WHAT TO PRODUCE:
Find how many lines in the material below contain the word "KENTUCKY" and give only that number.

EXERCISE MATERIAL:
▼

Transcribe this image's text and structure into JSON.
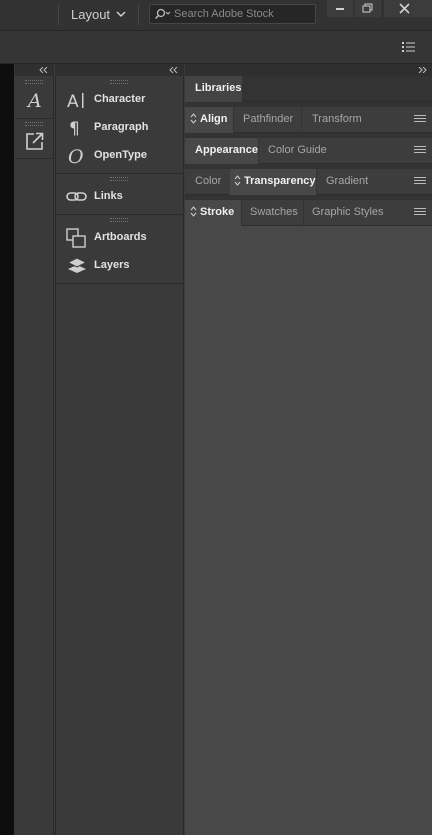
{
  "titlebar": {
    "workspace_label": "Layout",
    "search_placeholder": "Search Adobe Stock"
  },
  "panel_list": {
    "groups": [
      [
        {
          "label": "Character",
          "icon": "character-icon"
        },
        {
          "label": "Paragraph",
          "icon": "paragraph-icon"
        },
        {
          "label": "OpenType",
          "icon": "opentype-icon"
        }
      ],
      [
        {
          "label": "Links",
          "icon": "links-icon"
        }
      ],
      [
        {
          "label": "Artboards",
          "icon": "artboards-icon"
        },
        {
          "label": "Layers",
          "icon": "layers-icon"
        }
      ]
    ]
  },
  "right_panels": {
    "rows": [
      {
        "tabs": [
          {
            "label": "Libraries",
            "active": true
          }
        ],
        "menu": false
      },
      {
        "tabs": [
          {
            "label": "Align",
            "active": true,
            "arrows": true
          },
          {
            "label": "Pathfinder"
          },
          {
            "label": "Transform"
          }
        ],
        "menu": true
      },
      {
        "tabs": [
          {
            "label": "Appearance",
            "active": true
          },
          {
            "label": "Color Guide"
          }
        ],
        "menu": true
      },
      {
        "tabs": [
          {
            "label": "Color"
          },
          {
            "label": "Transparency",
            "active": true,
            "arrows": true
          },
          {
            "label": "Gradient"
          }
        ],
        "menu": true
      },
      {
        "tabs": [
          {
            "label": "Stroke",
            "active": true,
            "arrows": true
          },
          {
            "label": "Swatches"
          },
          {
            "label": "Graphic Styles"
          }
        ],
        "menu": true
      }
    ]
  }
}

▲
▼

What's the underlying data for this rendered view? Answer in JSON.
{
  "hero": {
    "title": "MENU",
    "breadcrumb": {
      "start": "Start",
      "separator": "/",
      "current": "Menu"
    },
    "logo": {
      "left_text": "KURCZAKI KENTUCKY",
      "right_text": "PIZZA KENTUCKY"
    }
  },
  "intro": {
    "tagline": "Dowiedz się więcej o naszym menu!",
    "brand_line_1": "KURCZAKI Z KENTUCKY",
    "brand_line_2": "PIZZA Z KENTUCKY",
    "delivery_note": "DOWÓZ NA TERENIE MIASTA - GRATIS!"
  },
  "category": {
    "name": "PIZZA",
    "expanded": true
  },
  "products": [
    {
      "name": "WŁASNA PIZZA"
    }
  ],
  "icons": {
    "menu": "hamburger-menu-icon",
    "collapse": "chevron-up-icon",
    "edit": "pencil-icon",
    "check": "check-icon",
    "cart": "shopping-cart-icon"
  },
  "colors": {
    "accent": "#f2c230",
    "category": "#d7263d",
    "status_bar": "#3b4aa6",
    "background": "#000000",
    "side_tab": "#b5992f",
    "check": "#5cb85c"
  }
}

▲

RESPONSE BOX:
4